- Confuse the children and give them false hope that you may be getting back together
- Provide an atmosphere that is not good for the children
- Make sure if this a decision you are making for the children and not for yourselves
WHAT ABOUT THE WIDER FAMILY?
Pressure from other family members to see the children can add an extra level of stress to the whole situation. If you agree that the children will see their parents on separate days, is it also fair on the children to take them to see both sets of grandparents or other family members on separate days too? It may be, and maybe something that the children want to do. But trying to please everyone at Christmas will lead to more stress, just at a time when you wish to be relaxing and enjoying the moment.
Try to combine the time you have agreed to spend with the children, with the time your wider family visit. If that is not possible, consider if you can also alternate the years, with seeing one set of wider family one year and the other, the next.
Your wider family may be disappointed, but is it worth putting yourself, your children and them through all that additional stress, time and angst?
WHAT ABOUT NEW PARTNERS?
Some people will not agree to the children spending time at Christmas with their ex, if a new partner is going to be there. It is quite understandable that this can evoke strong emotions. Each case is different, especially if this is a new partner, whom the children have not met before.
Family law would say the needs of the children to see both their parents is more important than the negative emotions that you may be feeling about the children spending time at Christmas with a new partner. Either way, you should work together to introduce any new partner to the children and consider carefully whether Christmas time is the right time for a new introduction – which should ideally be made before you spend Christmas together.
KEEP A UNITED FRONT
Once you have agreed the arrangements, be positive about the agreement and keep a united front. Christmas is an important time in a child’s life and your decisions will impact their wellbeing and happiness. You may start traditions that will continue for many years and give them memories to look back on with fondness and gratitude.
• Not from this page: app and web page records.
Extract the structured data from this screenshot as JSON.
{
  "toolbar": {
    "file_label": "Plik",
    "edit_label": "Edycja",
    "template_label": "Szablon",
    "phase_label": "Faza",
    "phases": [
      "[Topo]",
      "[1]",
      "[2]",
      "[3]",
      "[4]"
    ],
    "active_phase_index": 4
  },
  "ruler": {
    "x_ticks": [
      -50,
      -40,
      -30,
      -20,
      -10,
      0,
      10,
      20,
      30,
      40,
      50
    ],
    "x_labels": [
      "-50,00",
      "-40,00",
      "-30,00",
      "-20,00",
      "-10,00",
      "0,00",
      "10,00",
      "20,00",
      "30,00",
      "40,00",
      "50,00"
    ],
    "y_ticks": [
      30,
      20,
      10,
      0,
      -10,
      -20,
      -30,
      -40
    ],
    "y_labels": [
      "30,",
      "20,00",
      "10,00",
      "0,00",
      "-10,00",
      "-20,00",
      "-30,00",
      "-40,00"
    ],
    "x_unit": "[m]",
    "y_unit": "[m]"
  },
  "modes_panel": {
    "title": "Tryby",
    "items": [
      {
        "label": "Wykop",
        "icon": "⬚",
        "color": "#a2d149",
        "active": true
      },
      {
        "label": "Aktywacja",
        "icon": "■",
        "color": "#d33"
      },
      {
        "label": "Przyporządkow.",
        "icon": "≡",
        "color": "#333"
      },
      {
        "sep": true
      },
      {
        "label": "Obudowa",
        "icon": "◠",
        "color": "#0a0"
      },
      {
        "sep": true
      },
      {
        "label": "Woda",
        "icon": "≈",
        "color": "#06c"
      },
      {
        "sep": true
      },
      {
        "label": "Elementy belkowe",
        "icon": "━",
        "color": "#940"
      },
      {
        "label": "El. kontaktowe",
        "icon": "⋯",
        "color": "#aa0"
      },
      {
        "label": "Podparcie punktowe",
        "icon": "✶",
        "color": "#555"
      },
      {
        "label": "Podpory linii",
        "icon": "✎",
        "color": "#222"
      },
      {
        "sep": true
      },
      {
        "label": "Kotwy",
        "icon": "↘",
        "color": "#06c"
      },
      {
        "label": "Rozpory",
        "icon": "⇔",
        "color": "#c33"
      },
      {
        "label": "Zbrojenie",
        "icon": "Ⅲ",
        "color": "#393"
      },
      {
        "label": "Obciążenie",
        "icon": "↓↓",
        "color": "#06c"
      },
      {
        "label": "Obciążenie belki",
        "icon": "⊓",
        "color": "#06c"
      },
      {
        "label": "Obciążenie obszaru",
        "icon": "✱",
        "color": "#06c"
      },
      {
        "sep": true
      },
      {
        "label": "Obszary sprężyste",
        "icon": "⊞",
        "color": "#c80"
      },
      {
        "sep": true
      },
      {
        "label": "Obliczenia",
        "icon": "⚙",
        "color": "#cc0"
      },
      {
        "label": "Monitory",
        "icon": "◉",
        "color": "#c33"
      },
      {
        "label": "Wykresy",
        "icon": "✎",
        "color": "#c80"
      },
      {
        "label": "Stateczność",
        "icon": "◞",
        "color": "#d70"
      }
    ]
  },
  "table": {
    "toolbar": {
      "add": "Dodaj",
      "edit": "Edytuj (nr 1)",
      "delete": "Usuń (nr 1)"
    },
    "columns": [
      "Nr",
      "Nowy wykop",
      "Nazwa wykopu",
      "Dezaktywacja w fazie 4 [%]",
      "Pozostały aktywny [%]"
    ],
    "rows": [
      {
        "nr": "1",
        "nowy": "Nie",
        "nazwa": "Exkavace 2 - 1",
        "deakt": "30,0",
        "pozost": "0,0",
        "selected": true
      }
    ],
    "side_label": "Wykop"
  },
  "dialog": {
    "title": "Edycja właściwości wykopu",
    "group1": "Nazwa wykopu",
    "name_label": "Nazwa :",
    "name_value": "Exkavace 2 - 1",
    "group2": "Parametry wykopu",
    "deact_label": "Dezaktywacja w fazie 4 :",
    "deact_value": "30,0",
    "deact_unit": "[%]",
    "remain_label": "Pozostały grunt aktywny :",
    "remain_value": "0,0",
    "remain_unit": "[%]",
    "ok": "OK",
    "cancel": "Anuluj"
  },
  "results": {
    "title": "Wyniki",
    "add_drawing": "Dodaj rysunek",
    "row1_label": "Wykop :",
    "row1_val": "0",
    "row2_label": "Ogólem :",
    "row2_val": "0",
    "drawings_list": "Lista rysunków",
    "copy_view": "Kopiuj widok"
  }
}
It can be an emotive time for any parent, especially when you are separated. But done well, it can be an amazing and positive time for the children.
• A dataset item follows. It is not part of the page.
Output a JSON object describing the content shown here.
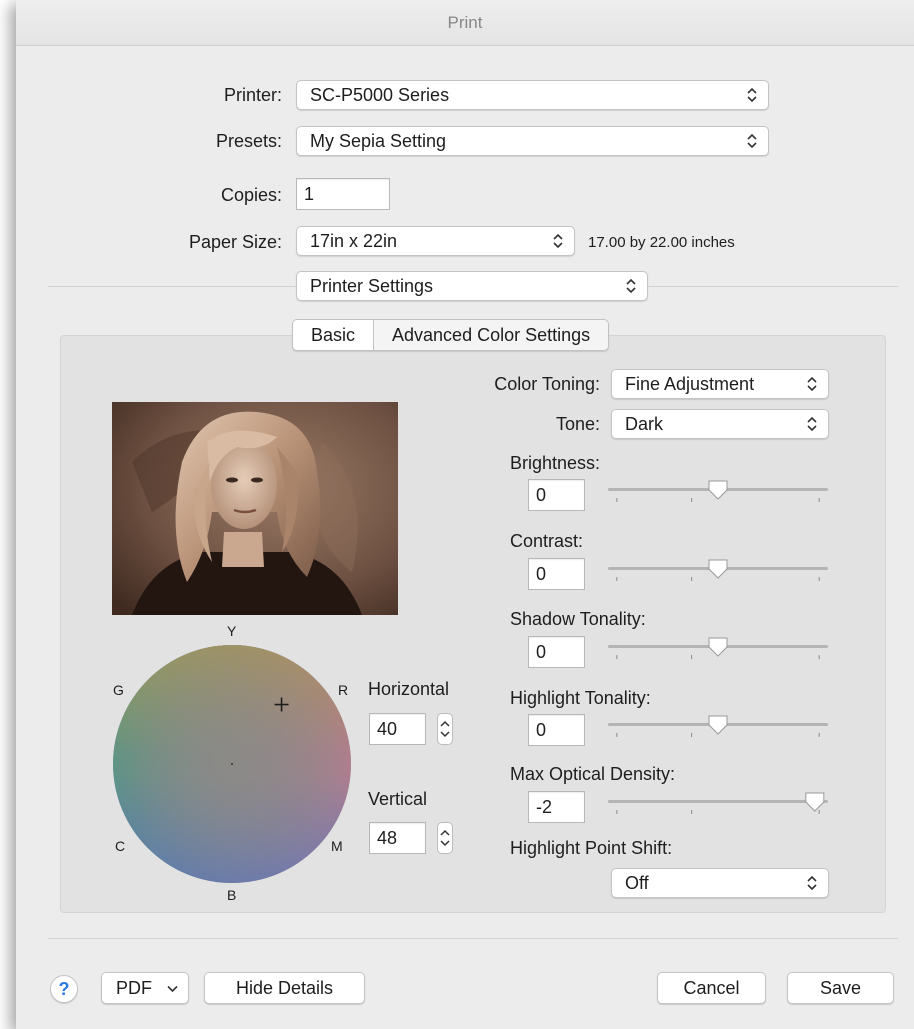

TOP TIPS FOR A HAPPY FESTIVE SEASON
1. Embrace Open Communication
While it may not always be easy, maintaining open and honest communication with your co-parent is essential during the holiday season. Keeping children informed about the arrangements can also alleviate any anxiety they may have and allow them to enjoy the festivities without worry.
2. Prioritize the Children’s Best Interests
As parents, your children’s well-being should take precedence over any personal disagreements or animosity. Consider their needs when making plans, keeping in mind their routines, preferences, and desires. Focus on creating a sense of stability and consistency for them, even if it means compromising on certain aspects.
3. Plan in Advance
To prevent last-minute stress and confusion, discuss plans well in advance, ensuring both parents are on the same page. This will help avoid conflicts and disappointments later on . Be flexible and accommodating, allowing room for unexpected changes while maintaining the children’s emotional stability.
In addition to the usual family drama that come with the festive season, Christmas is a period when emotions intensify, and alcohol consumption often exceeds the norm. Nevertheless, it remains a longstanding tradition centered around families and children.
Many thousands of families successfully establish arrangements that prioritize the well-being of their children during this time. And if you can do that, even if you find you are compromising with someone you dislike, or putting the children’s needs above your own feelings, console yourself, you are doing the right thing – giving up your own personal feelings to help your children. And that surely, is what makes Christmas such a magical time.